3. In case you missed it

Millions of drivers could be in cars with a potentially lethal defect. "Nearly 34 million cars and trucks nationwide were declared defective Tuesday because of deadly air bags made by auto-parts giant Takata, in what is expected to be the biggest recall of any consumer product in U.S. history. The expanded recall doubled the number of vehicles believed to have the air bags, which can blast out sharp metal shrapnel when deployed, a flaw that has been linked to six deaths and more than 100 injuries. The nationwide recall effort is expected to be a logistical nightmare for the auto industry, costing billions of dollars and potentially overwhelming automakers, parts suppliers and dealerships already struggling to find enough safe replacement parts." Drew Harwell in The Washington Post.

Divisions among Republicans could mean the end of major surveillance programs. "Congressional Republicans remain sharply divided over the fate of the federal government’s bulk collection of private telephone records. As a result, national security officials are preparing for the possibility that the legal authority underpinning those collection programs could expire in less than two weeks. Senate Majority Leader Mitch McConnell (R-Ky.), who favors a long-term continuation of the existing phone-data surveillance program, said Tuesday that he plans to allow a vote on a House-passed bill aimed at reforming the program. That bill passed by a wide margin in the House, with nearly 200 Republican votes, but McConnell opposes it and suggested Tuesday that it would not gain the necessary 60 votes to proceed in the Senate." Mike DeBonis and Ellen Nakashima in The Washington Post.

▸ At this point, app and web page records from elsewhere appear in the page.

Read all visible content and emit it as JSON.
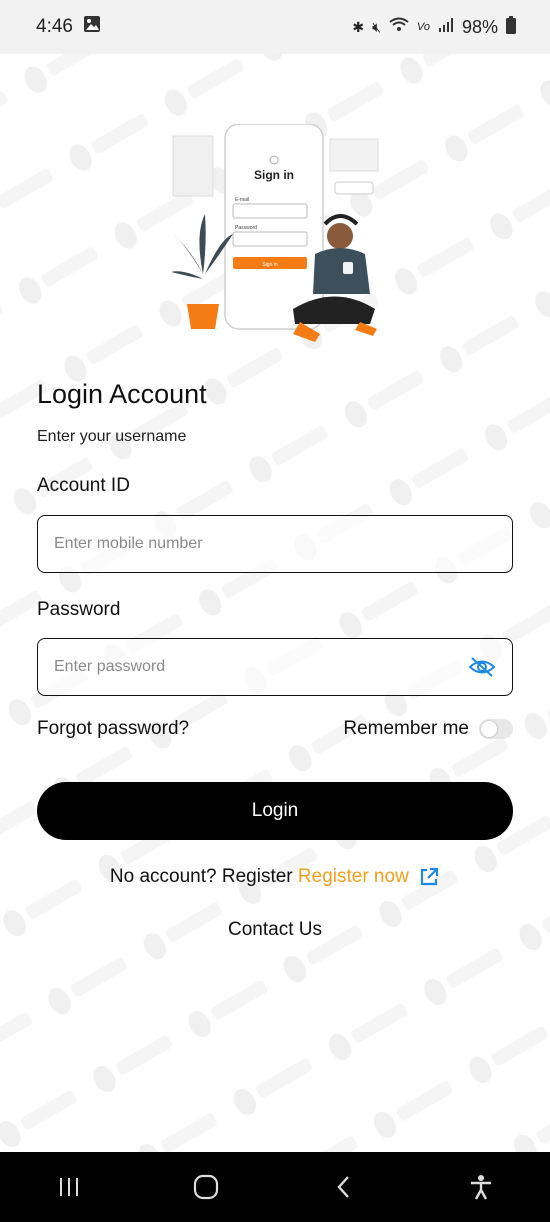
{
  "status_bar": {
    "time": "4:46",
    "battery": "98%",
    "icons": [
      "image-icon",
      "bluetooth-icon",
      "mute-icon",
      "wifi-icon",
      "volte-icon",
      "signal-icon",
      "battery-icon"
    ]
  },
  "illustration": {
    "phone_heading": "Sign in",
    "email_label": "E-mail",
    "password_label": "Password",
    "button_label": "Sign in"
  },
  "login": {
    "title": "Login Account",
    "subtitle": "Enter your username",
    "account_label": "Account ID",
    "account_placeholder": "Enter mobile number",
    "password_label": "Password",
    "password_placeholder": "Enter password",
    "forgot_label": "Forgot password?",
    "remember_label": "Remember me",
    "remember_checked": false,
    "login_button": "Login",
    "no_account_text": "No account? Register",
    "register_link": "Register now",
    "contact_label": "Contact Us"
  },
  "colors": {
    "accent": "#f59f1a",
    "link_icon": "#1e88e5",
    "button_bg": "#000000"
  },
  "nav_bar": {
    "icons": [
      "recents-icon",
      "home-icon",
      "back-icon",
      "accessibility-icon"
    ]
  }
}
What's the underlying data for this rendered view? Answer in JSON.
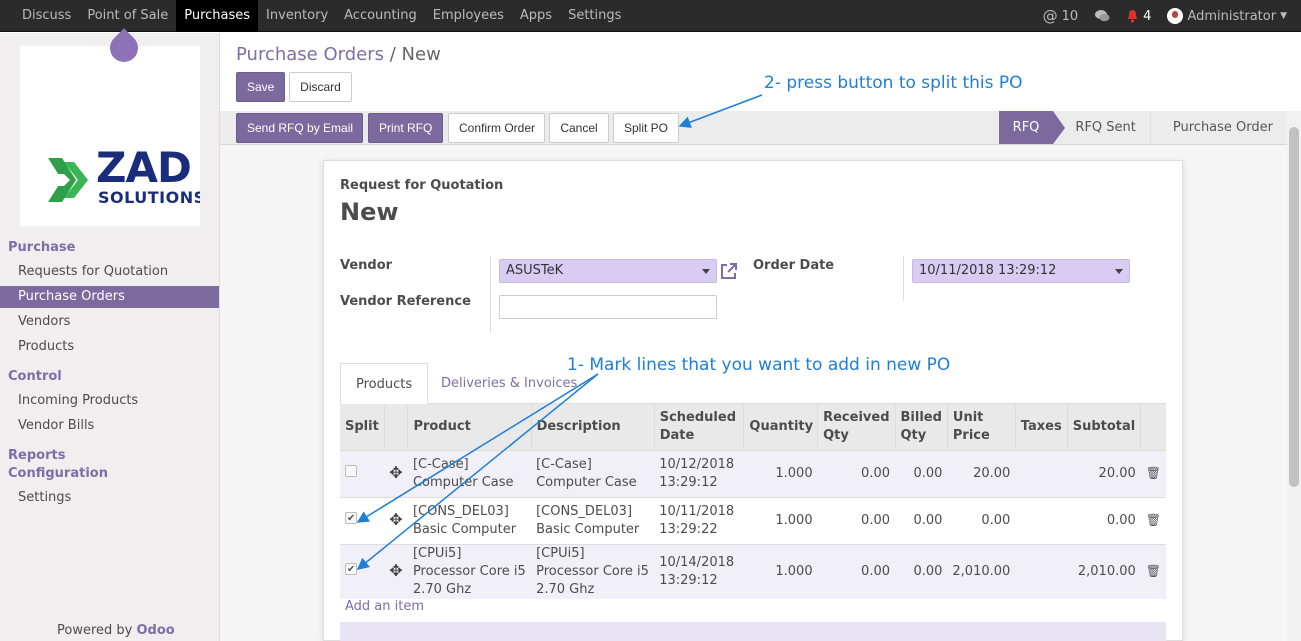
{
  "topmenu": [
    "Discuss",
    "Point of Sale",
    "Purchases",
    "Inventory",
    "Accounting",
    "Employees",
    "Apps",
    "Settings"
  ],
  "topright": {
    "mentions": "10",
    "notifications": "4",
    "user": "Administrator"
  },
  "sidebar": {
    "sections": [
      "Purchase",
      "Control",
      "Reports",
      "Configuration"
    ],
    "purchase_items": [
      "Requests for Quotation",
      "Purchase Orders",
      "Vendors",
      "Products"
    ],
    "control_items": [
      "Incoming Products",
      "Vendor Bills"
    ],
    "config_items": [
      "Settings"
    ],
    "powered_by": "Powered by",
    "powered_brand": "Odoo",
    "logo_main": "ZAD",
    "logo_sub": "SOLUTIONS"
  },
  "breadcrumb": {
    "parent": "Purchase Orders",
    "sep": "/",
    "current": "New"
  },
  "buttons": {
    "save": "Save",
    "discard": "Discard",
    "send_rfq": "Send RFQ by Email",
    "print_rfq": "Print RFQ",
    "confirm": "Confirm Order",
    "cancel": "Cancel",
    "split": "Split PO"
  },
  "stages": [
    "RFQ",
    "RFQ Sent",
    "Purchase Order"
  ],
  "form": {
    "title_small": "Request for Quotation",
    "name": "New",
    "vendor_label": "Vendor",
    "vendor_value": "ASUSTeK",
    "vendor_ref_label": "Vendor Reference",
    "order_date_label": "Order Date",
    "order_date_value": "10/11/2018 13:29:12"
  },
  "tabs": [
    "Products",
    "Deliveries & Invoices"
  ],
  "table": {
    "headers": [
      "Split",
      "",
      "Product",
      "Description",
      "Scheduled Date",
      "Quantity",
      "Received Qty",
      "Billed Qty",
      "Unit Price",
      "Taxes",
      "Subtotal",
      ""
    ],
    "rows": [
      {
        "checked": false,
        "product": "[C-Case] Computer Case",
        "description": "[C-Case] Computer Case",
        "date": "10/12/2018 13:29:12",
        "qty": "1.000",
        "received": "0.00",
        "billed": "0.00",
        "price": "20.00",
        "taxes": "",
        "subtotal": "20.00"
      },
      {
        "checked": true,
        "product": "[CONS_DEL03] Basic Computer",
        "description": "[CONS_DEL03] Basic Computer",
        "date": "10/11/2018 13:29:22",
        "qty": "1.000",
        "received": "0.00",
        "billed": "0.00",
        "price": "0.00",
        "taxes": "",
        "subtotal": "0.00"
      },
      {
        "checked": true,
        "product": "[CPUi5] Processor Core i5 2.70 Ghz",
        "description": "[CPUi5] Processor Core i5 2.70 Ghz",
        "date": "10/14/2018 13:29:12",
        "qty": "1.000",
        "received": "0.00",
        "billed": "0.00",
        "price": "2,010.00",
        "taxes": "",
        "subtotal": "2,010.00"
      }
    ],
    "add_item": "Add an item"
  },
  "annotations": {
    "a1": "1- Mark lines that you want to add in new PO",
    "a2": "2- press button to split this PO"
  },
  "colors": {
    "brand": "#7c6a9f",
    "annotation": "#1e7fd6",
    "topbar": "#2b2b2b"
  }
}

Clinton calls for deregulation of community banks. She said she wants "to help small businesses expand their access to credit — and hire more workers — by relieving small community banks of some regulatory hindrances. ... She said community banks had been hard hit by the 2010 Dodd-Frank financial regulation law. ... Mrs. Clinton drew a distinction between relieving the pressure on smaller banks and deregulating big Wall Street banks, a policy that she faulted some Republicans for supporting. 'What was meant to rein in "too big to fail" has actually fallen harder on them,' she said of community banks. 'That's why they need relief, because they were not part of the problem but in some ways are paying a disproportionate price.' " Amy Chozick in The New York Times.

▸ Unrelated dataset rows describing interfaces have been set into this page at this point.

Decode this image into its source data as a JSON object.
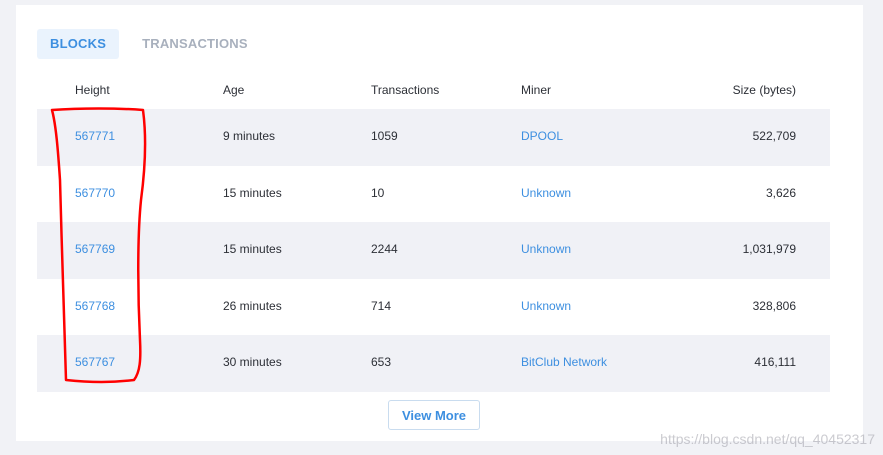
{
  "tabs": [
    {
      "label": "BLOCKS",
      "active": true
    },
    {
      "label": "TRANSACTIONS",
      "active": false
    }
  ],
  "table": {
    "columns": [
      "Height",
      "Age",
      "Transactions",
      "Miner",
      "Size (bytes)"
    ],
    "rows": [
      {
        "height": "567771",
        "age": "9 minutes",
        "transactions": "1059",
        "miner": "DPOOL",
        "size": "522,709"
      },
      {
        "height": "567770",
        "age": "15 minutes",
        "transactions": "10",
        "miner": "Unknown",
        "size": "3,626"
      },
      {
        "height": "567769",
        "age": "15 minutes",
        "transactions": "2244",
        "miner": "Unknown",
        "size": "1,031,979"
      },
      {
        "height": "567768",
        "age": "26 minutes",
        "transactions": "714",
        "miner": "Unknown",
        "size": "328,806"
      },
      {
        "height": "567767",
        "age": "30 minutes",
        "transactions": "653",
        "miner": "BitClub Network",
        "size": "416,111"
      }
    ]
  },
  "view_more_label": "View More",
  "watermark": "https://blog.csdn.net/qq_40452317",
  "colors": {
    "accent": "#3d8fe0",
    "annotation": "#ff0000",
    "row_shade": "#f0f1f6"
  }
}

The Texas legislature moves ahead with an open-carry bill, despite the violence in Waco. "'This bill does not have anything to do with what went on yesterday,' said state Sen. Joan Huffman, a Houston Republican who leads the Senate State Affairs Committee, during a previously scheduled hearing on gun legislation. ... Huffman's comments came after several witnesses, including Austin Assistant Police Chief Troy Gay, brought up the shootout during their testimony on the bill. Gay told senators that the 'chaotic situation' in Waco could have been made much worse by the confusion an open carry law would bring to responding police officers." Morgan Smith in the Texas Tribune.

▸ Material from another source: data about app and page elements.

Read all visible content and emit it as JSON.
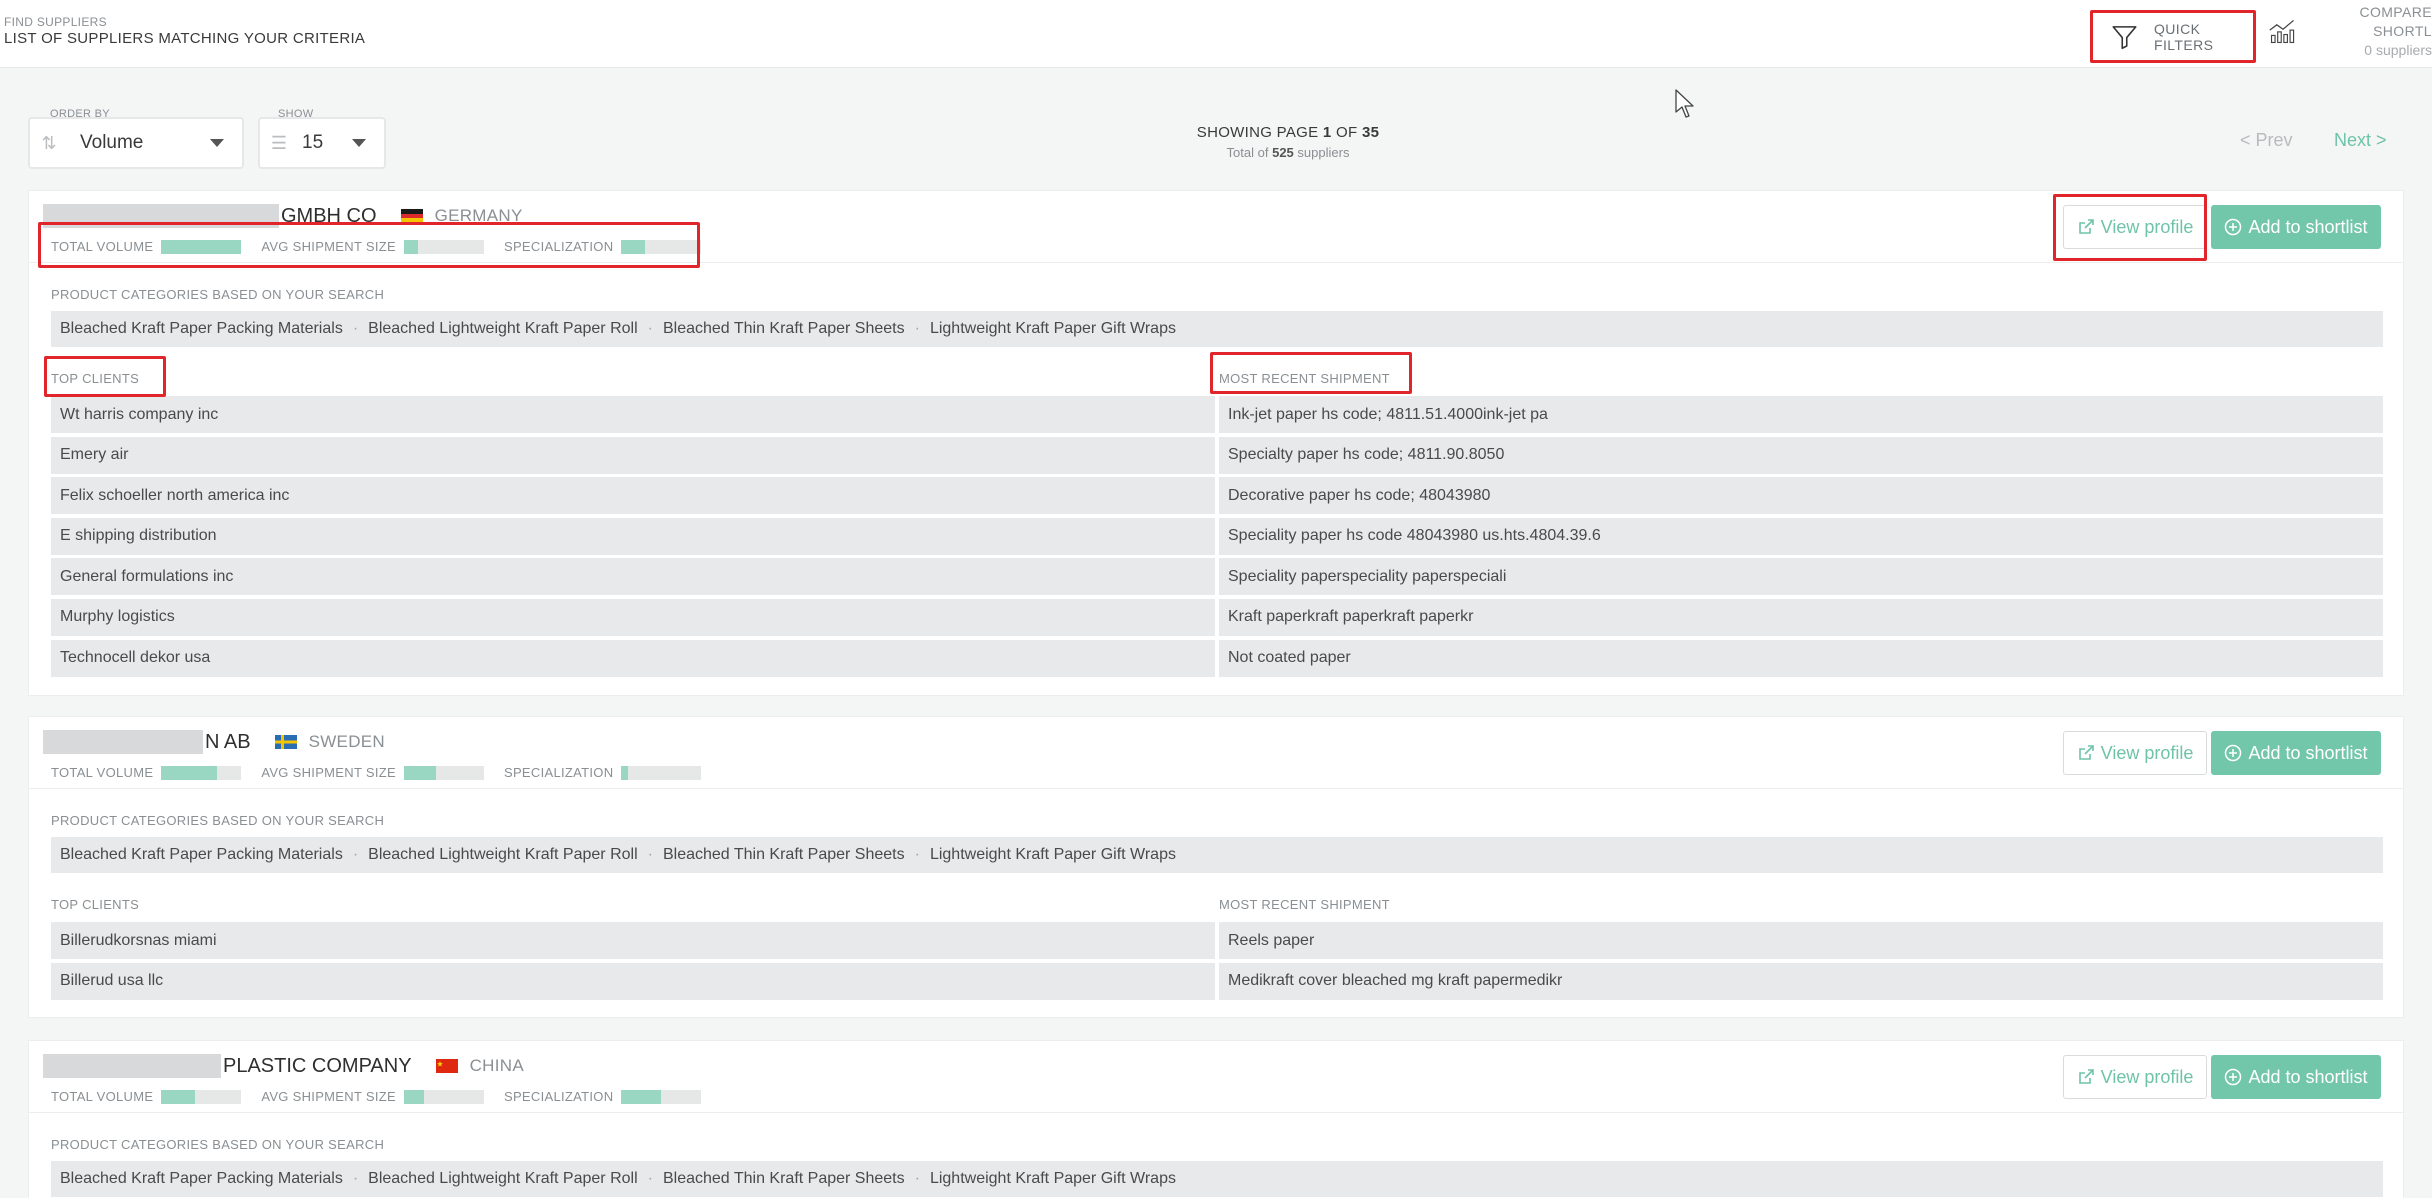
{
  "header": {
    "breadcrumb": "FIND SUPPLIERS",
    "title": "LIST OF SUPPLIERS MATCHING YOUR CRITERIA",
    "quick_filters_label": "QUICK FILTERS",
    "compare_label": "COMPARE SHORTL",
    "compare_count": "0 suppliers"
  },
  "toolbar": {
    "order_by_label": "ORDER BY",
    "order_by_value": "Volume",
    "show_label": "SHOW",
    "show_value": "15",
    "paging_prefix": "SHOWING PAGE",
    "page_current": "1",
    "paging_of": "OF",
    "page_total": "35",
    "total_prefix": "Total of",
    "total_count": "525",
    "total_suffix": "suppliers",
    "prev_label": "< Prev",
    "next_label": "Next >"
  },
  "labels": {
    "total_volume": "TOTAL VOLUME",
    "avg_shipment_size": "AVG SHIPMENT SIZE",
    "specialization": "SPECIALIZATION",
    "product_categories": "PRODUCT CATEGORIES BASED ON YOUR SEARCH",
    "top_clients": "TOP CLIENTS",
    "most_recent_shipment": "MOST RECENT SHIPMENT",
    "view_profile": "View profile",
    "add_to_shortlist": "Add to shortlist"
  },
  "colors": {
    "accent": "#72c6a9",
    "bar_fill": "#9ad7c3",
    "highlight": "#e0252b"
  },
  "suppliers": [
    {
      "name_visible": "GMBH CO",
      "country": "GERMANY",
      "flag": "germany-flag",
      "total_volume": 1.0,
      "avg_shipment_size": 0.18,
      "specialization": 0.3,
      "categories": [
        "Bleached Kraft Paper Packing Materials",
        "Bleached Lightweight Kraft Paper Roll",
        "Bleached Thin Kraft Paper Sheets",
        "Lightweight Kraft Paper Gift Wraps"
      ],
      "top_clients": [
        "Wt harris company inc",
        "Emery air",
        "Felix schoeller north america inc",
        "E shipping distribution",
        "General formulations inc",
        "Murphy logistics",
        "Technocell dekor usa"
      ],
      "recent_shipments": [
        "Ink-jet paper hs code; 4811.51.4000ink-jet pa",
        "Specialty paper hs code; 4811.90.8050",
        "Decorative paper hs code; 48043980",
        "Speciality paper hs code 48043980 us.hts.4804.39.6",
        "Speciality paperspeciality paperspeciali",
        "Kraft paperkraft paperkraft paperkr",
        "Not coated paper"
      ]
    },
    {
      "name_visible": "N AB",
      "country": "SWEDEN",
      "flag": "sweden-flag",
      "total_volume": 0.7,
      "avg_shipment_size": 0.4,
      "specialization": 0.08,
      "categories": [
        "Bleached Kraft Paper Packing Materials",
        "Bleached Lightweight Kraft Paper Roll",
        "Bleached Thin Kraft Paper Sheets",
        "Lightweight Kraft Paper Gift Wraps"
      ],
      "top_clients": [
        "Billerudkorsnas miami",
        "Billerud usa llc"
      ],
      "recent_shipments": [
        "Reels paper",
        "Medikraft cover bleached mg kraft papermedikr"
      ]
    },
    {
      "name_visible": "PLASTIC COMPANY",
      "country": "CHINA",
      "flag": "china-flag",
      "total_volume": 0.42,
      "avg_shipment_size": 0.25,
      "specialization": 0.5,
      "categories": [
        "Bleached Kraft Paper Packing Materials",
        "Bleached Lightweight Kraft Paper Roll",
        "Bleached Thin Kraft Paper Sheets",
        "Lightweight Kraft Paper Gift Wraps"
      ],
      "top_clients": [],
      "recent_shipments": []
    }
  ]
}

Medicaid enrollments are well beyond projections under Obamacare. "More than 12 million people have signed up for Medicaid under the Affordable Care Act since January 2014, and in some states that embraced that piece of the law, enrollment is hundreds of thousands beyond initial projections. Seven states have seen particularly big surges, with their overruns totaling nearly 1.4 million low-income adults. ... Some conservatives say the costs that will fall on the states are just too big a burden, and they see vindication in the signup numbers, proof that costs will be more than projected as they have warned all along." Rachana Pradhan at Politico.